What to produce: In the records, each line holding "ejji" must be reported.

(Data records for software interfaces)
=-=-=

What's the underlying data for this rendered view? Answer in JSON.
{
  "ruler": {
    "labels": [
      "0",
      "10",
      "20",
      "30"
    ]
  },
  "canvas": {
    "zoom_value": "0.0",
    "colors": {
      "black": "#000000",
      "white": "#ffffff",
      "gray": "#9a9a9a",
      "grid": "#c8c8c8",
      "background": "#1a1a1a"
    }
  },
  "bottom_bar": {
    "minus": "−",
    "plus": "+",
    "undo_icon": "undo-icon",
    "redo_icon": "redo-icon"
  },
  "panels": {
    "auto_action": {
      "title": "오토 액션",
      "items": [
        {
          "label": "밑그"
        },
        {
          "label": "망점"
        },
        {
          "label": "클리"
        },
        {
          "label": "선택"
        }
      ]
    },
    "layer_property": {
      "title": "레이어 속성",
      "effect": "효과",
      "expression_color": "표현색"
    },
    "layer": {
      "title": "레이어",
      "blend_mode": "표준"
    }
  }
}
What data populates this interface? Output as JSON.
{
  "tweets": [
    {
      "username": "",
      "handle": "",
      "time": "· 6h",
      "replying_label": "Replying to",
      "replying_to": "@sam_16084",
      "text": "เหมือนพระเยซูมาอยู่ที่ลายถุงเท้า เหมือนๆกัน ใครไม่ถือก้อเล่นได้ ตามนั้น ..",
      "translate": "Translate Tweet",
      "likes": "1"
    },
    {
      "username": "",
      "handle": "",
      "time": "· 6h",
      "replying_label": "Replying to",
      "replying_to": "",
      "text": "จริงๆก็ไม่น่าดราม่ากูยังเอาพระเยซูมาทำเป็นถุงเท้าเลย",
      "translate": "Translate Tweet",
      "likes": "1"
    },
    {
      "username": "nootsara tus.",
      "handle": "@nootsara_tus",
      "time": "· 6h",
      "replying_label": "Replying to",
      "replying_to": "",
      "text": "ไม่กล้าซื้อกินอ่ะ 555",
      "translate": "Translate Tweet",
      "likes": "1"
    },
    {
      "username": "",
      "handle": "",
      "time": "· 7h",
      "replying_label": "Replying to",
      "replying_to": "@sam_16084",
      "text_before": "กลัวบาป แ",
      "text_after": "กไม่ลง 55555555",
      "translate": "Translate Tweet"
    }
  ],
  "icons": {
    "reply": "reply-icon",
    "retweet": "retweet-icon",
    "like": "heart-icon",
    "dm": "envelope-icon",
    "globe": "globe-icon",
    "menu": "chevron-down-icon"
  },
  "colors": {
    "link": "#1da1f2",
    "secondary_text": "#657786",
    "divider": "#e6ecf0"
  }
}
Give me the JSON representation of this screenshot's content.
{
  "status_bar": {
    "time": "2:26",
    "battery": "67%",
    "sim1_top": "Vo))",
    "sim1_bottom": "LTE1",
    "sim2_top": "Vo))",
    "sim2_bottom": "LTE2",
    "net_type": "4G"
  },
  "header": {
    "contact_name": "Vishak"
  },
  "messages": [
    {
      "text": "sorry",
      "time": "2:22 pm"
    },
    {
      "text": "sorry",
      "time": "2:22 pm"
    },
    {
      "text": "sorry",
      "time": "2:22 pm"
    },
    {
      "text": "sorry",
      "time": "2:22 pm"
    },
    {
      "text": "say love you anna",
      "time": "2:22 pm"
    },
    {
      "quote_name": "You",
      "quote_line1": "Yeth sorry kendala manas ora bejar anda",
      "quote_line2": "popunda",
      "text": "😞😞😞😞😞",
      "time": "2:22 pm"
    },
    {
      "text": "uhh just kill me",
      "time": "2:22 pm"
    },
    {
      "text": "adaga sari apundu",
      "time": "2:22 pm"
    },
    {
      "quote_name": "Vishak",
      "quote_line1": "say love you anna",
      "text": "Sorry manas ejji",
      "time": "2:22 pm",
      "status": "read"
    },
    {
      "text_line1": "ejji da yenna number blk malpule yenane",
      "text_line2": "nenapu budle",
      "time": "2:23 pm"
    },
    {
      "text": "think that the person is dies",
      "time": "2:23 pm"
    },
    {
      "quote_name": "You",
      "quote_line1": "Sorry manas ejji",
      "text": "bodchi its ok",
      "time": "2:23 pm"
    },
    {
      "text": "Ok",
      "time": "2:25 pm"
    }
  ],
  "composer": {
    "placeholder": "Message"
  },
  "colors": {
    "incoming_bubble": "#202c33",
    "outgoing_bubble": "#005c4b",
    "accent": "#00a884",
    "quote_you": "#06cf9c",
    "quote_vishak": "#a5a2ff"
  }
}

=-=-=

Problem solution:
      "text": "Sorry manas ejji",
      "text_line1": "ejji da yenna number blk malpule yenane",
      "quote_line1": "Sorry manas ejji",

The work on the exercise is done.